In this month’s roundup of the best-reviewed BookLife titles, we highlight a medical thriller, a contemporary romance, a portrait of a modern witch, and two books for younger readers.
Hexen’s Cross by J. Kowallis
Synopsis: A portrait of a modern witch and student of European occult practices who finds herself caught in the middle of an ancient prophesy.
PW’s Takeaway: Kowallis’s blend of mythologies is immersive and impressive, and the volatile chemistry between the two protagonists propels this dynamic narrative forward into the series’ next volume.
Comparable Title: Anne Rice’s The Witching Hour
Sample Line: “The next thing I know, my father’s lifeless body hits the ground with a soft thud. It’s the same nightmare I have nearly every time I close my eyes.”
Love over Lattes by Diana A. Hicks
Synopsis: After a rejected rental application leads to an emotional breakdown in a café, Valentina de Cordoba meets a hunky stranger and leases a cottage on his estate. But can she keep their relationship strictly professional?

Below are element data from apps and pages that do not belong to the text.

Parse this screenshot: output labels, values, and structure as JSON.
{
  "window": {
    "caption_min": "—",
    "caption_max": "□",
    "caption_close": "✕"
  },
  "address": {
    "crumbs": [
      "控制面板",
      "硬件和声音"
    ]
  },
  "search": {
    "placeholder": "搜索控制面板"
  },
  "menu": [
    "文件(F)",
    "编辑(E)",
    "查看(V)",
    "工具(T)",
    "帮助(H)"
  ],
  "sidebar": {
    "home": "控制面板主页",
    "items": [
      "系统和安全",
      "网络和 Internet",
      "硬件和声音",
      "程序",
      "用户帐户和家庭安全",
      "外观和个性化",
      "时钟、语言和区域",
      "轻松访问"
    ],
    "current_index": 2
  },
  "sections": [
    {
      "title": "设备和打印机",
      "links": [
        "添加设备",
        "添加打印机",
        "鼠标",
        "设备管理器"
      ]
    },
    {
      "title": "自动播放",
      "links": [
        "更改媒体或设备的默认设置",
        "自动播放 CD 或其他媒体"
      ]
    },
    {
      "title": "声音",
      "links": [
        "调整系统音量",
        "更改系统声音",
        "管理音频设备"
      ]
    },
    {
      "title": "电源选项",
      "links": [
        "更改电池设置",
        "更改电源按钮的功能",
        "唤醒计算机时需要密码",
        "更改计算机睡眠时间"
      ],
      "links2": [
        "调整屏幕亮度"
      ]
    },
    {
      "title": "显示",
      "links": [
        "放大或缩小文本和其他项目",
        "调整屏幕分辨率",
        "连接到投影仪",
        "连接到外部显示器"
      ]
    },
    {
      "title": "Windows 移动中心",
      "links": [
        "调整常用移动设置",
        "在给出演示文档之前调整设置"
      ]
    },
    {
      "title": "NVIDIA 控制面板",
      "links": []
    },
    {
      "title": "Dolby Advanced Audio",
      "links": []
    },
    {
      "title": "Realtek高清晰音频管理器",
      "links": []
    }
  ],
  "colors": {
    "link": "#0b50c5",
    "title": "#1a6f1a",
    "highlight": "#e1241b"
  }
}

PW’s Takeaway: Each stolen glance is taut with sexual tension that continues to build until an utterly satisfying release. This irresistible romance is sure to satisfy.
Comparable Title: Christina Lauren’s Roomies

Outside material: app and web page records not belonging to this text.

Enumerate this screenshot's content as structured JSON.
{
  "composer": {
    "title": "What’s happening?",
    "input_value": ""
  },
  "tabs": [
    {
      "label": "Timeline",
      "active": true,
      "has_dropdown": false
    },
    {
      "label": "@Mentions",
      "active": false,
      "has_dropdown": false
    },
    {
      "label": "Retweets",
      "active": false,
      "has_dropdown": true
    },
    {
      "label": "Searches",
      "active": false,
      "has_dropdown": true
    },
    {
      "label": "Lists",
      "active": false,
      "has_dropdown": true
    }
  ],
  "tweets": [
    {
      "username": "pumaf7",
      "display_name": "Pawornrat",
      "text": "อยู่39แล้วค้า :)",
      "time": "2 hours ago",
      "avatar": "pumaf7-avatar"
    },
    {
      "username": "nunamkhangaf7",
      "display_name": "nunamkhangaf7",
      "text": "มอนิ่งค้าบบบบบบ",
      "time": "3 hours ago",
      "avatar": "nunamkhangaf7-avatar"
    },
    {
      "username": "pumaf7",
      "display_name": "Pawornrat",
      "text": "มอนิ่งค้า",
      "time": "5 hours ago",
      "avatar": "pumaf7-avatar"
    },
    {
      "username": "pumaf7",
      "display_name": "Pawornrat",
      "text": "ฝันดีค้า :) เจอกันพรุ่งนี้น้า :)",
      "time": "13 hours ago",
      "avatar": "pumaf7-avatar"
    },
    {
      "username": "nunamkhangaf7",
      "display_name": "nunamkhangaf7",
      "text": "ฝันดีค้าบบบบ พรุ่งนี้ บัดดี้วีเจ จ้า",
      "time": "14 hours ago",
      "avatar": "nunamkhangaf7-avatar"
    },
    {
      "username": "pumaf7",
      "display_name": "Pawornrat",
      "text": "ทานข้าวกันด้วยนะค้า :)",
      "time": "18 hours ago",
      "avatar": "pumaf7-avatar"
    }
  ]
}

Sample Line: “Like an avalanche, out of nowhere, a hum in my chest spread and filled me with a kind of desire I’d never felt in my life. The kind I’d never thought could be for me.”

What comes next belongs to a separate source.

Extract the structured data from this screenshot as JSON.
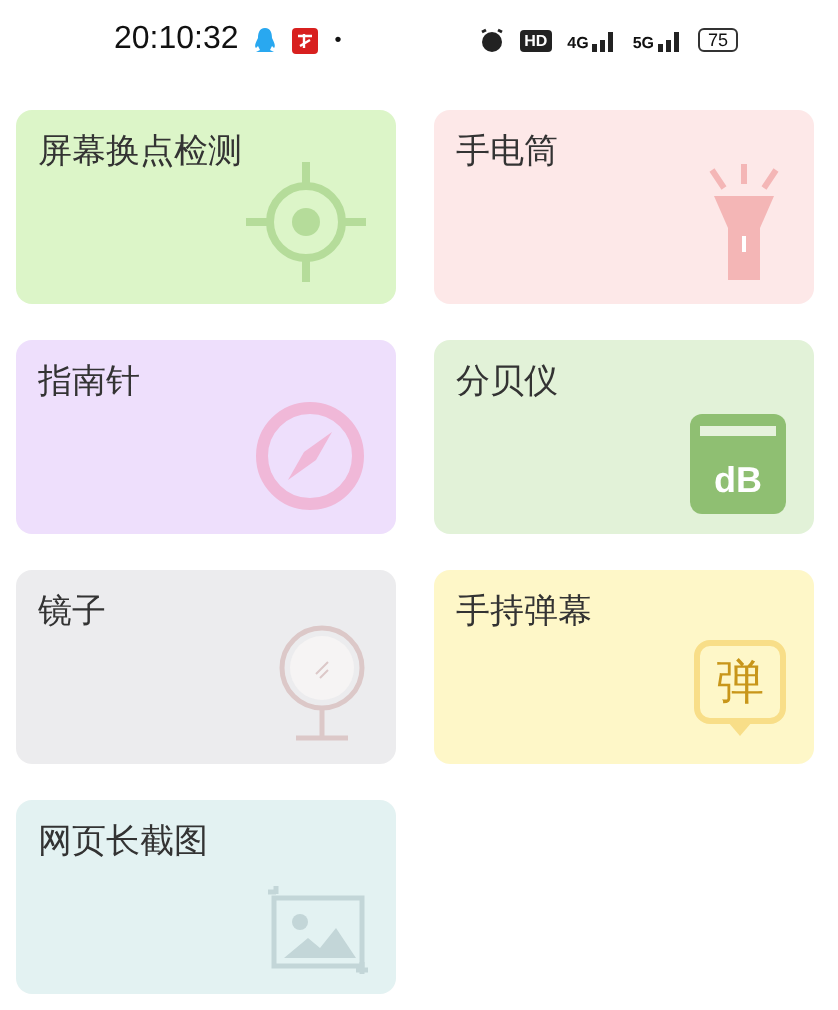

A Yorkie’s Tale by David Heaney
Synopsis: This novel centers on anthropomorphic animals who face significant questions about life’s meaning.
PW’s Takeaway: Heaney offers wisdom, poetry, and humor.
Comparable Title: Katherine Applegate’s The One and Only Ivan
The Organ Growers by Richard Van Anderson
Synopsis: In this thriller, a doctor avenges the death of his wife and daughter and finds himself on the run.
PW’s Takeaway: Hits the ground running... breathless.
Comparable Title: Robin Cook’s Charlatans
Petro and the Flea King by Kenneth Lamug
Synopsis: When Petro’s village is attacked by the Flea King, he sets out to find a solution to the infestation.
PW’s Takeaway: Lamug’s black-and-white artwork is accessible, expressive, and full of wit.
Comparable Titles: Luke Pearson’s Hildafolk series